> _ABOUT THIS TASK_:
List the lines of this listing that hold the word "true".

*** Begin section ***

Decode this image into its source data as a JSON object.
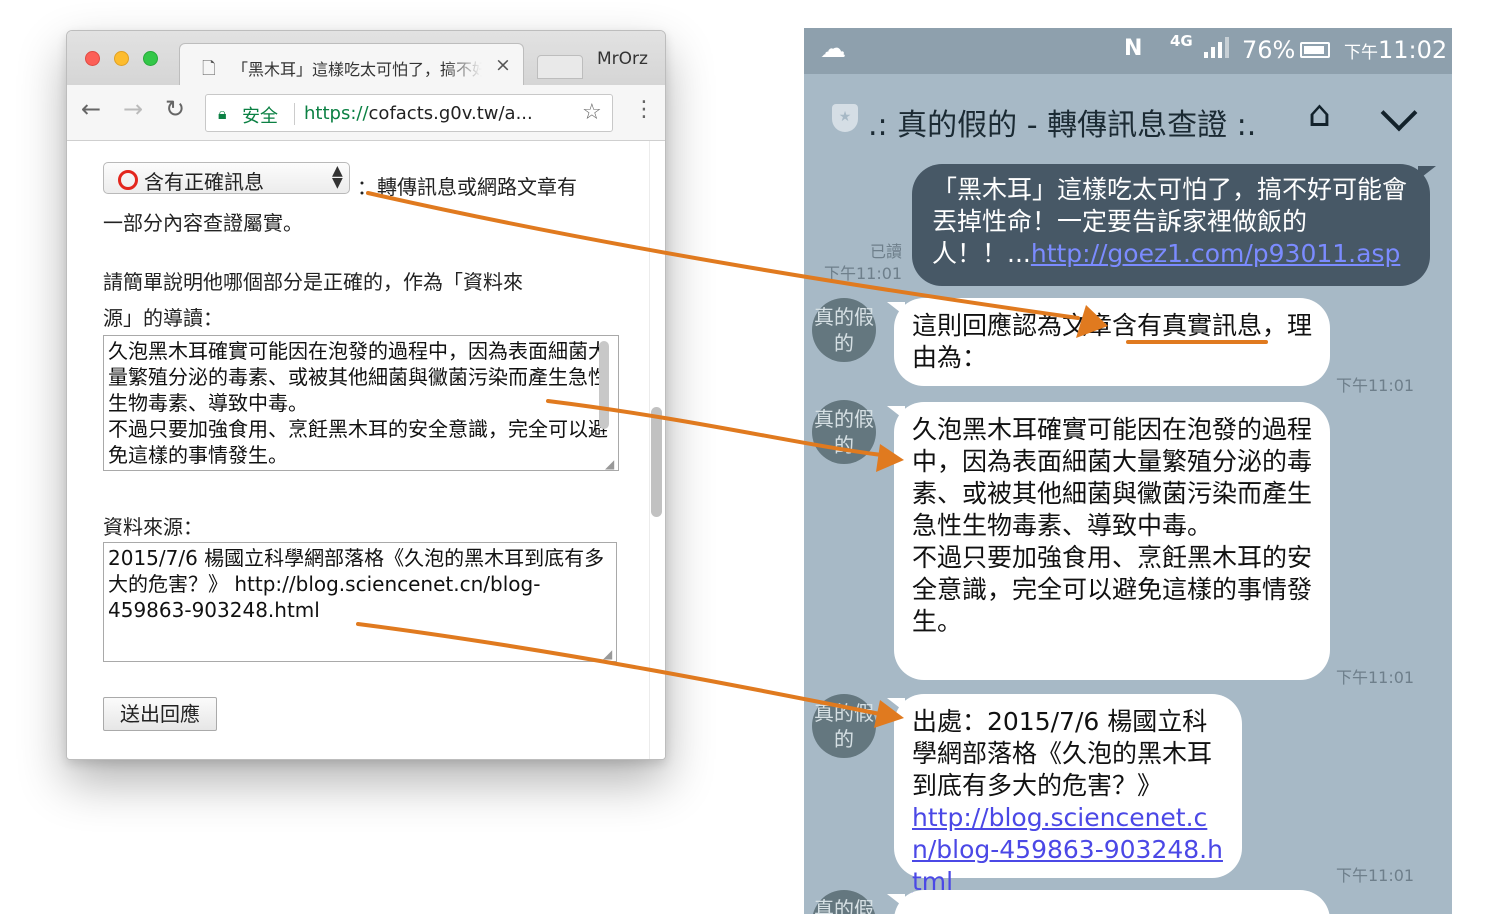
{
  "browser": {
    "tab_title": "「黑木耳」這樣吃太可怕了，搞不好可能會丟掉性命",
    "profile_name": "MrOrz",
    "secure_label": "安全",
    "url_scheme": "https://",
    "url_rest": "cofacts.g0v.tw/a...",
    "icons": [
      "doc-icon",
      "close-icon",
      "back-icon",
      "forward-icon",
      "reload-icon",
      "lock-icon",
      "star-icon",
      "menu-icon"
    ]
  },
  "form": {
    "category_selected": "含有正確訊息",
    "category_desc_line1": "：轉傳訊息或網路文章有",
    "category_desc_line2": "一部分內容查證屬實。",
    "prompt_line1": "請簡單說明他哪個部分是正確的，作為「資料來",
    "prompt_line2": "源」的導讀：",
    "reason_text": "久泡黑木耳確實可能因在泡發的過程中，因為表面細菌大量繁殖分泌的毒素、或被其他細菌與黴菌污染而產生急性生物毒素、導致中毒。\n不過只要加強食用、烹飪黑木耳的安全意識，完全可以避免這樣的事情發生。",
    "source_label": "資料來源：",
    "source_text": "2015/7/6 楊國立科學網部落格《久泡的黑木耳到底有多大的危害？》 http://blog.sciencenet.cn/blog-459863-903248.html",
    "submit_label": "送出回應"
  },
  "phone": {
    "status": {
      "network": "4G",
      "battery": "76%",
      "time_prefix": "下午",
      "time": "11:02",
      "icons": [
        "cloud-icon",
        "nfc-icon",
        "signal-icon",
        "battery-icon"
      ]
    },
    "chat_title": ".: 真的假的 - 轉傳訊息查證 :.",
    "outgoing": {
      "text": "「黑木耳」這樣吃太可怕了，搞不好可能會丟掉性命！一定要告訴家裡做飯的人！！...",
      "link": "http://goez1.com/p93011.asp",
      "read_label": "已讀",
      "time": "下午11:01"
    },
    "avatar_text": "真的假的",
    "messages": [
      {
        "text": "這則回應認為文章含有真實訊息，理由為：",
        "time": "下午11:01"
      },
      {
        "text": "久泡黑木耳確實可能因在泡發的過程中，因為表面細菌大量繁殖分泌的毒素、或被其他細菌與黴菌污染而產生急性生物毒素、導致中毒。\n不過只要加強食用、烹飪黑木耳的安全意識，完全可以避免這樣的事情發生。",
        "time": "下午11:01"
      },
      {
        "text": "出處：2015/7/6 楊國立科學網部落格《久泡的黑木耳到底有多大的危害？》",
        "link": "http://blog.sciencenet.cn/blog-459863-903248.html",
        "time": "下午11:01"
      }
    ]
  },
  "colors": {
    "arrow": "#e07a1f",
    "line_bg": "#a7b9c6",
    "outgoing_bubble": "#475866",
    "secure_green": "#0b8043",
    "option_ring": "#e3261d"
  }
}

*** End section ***
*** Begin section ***

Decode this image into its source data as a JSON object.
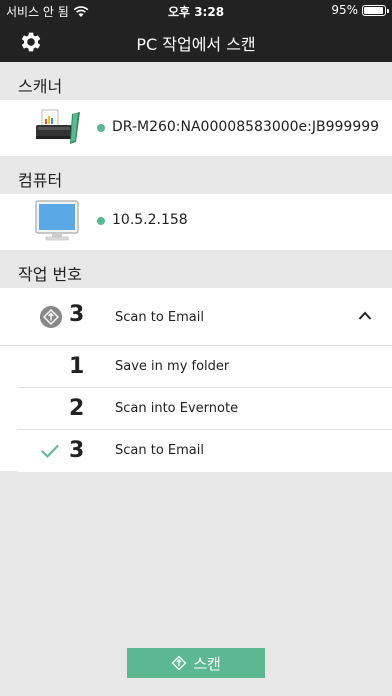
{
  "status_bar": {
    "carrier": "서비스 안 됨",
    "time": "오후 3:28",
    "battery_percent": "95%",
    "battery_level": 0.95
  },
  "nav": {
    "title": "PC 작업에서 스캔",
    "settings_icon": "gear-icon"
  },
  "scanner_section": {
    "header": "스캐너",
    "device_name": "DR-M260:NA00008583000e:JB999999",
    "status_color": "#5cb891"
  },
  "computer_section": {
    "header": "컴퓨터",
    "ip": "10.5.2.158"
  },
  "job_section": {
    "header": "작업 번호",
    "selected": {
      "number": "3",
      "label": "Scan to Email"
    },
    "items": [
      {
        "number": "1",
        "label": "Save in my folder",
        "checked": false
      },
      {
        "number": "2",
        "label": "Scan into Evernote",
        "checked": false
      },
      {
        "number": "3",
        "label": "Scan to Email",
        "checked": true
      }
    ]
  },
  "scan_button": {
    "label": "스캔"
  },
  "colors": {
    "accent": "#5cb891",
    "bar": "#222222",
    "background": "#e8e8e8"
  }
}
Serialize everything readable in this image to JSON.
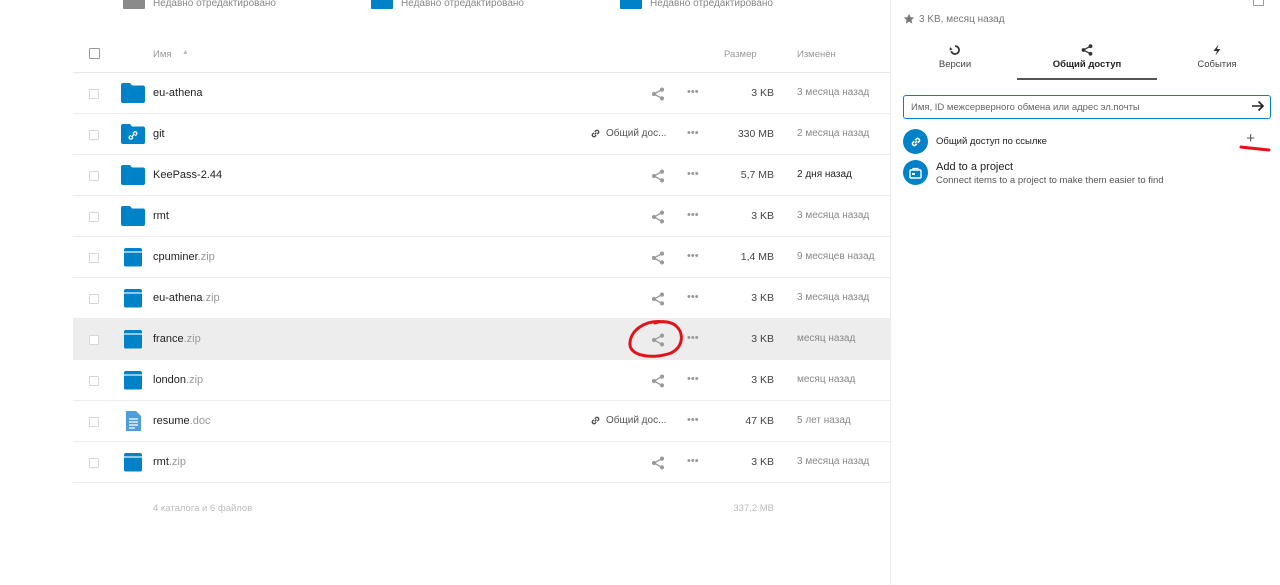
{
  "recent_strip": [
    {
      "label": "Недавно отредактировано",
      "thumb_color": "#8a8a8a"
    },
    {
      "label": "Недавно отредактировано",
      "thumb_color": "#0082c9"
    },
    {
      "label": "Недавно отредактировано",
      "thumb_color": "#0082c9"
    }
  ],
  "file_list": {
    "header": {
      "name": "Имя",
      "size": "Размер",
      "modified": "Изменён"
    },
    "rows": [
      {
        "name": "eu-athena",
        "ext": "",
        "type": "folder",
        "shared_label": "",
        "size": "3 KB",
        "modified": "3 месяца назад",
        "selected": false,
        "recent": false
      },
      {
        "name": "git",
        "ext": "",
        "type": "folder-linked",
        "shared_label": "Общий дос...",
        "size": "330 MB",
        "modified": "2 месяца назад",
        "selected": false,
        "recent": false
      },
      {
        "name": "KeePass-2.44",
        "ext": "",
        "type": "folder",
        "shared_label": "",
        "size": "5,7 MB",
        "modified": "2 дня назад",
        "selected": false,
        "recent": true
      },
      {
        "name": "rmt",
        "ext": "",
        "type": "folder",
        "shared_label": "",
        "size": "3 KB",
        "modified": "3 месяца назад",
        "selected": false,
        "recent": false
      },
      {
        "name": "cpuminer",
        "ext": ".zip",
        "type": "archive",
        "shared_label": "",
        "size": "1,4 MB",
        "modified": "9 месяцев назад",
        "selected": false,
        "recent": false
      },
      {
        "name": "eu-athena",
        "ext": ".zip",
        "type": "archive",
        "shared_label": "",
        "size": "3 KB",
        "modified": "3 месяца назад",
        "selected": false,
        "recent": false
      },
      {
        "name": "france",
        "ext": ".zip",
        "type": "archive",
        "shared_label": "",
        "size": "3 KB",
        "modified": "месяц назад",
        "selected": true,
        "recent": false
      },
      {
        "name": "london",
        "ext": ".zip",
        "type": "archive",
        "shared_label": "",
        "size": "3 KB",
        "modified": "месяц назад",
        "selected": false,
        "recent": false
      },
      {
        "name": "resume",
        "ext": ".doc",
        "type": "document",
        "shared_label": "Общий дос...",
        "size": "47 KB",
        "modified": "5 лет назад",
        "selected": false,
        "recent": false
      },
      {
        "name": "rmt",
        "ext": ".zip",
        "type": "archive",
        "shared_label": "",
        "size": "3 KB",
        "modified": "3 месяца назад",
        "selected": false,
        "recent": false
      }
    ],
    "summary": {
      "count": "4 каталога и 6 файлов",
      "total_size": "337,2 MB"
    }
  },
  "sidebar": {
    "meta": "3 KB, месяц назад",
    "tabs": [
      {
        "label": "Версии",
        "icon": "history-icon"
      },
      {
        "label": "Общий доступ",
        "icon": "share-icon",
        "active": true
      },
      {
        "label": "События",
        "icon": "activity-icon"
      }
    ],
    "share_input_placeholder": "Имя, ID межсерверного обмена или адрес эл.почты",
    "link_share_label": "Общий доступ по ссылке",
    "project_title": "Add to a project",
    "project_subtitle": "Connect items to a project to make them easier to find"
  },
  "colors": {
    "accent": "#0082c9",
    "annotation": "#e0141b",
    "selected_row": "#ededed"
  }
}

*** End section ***

> _WRITTEN SOLUTION_:
        "checked": true
        "recent": true
        "selected": true,
        "active": true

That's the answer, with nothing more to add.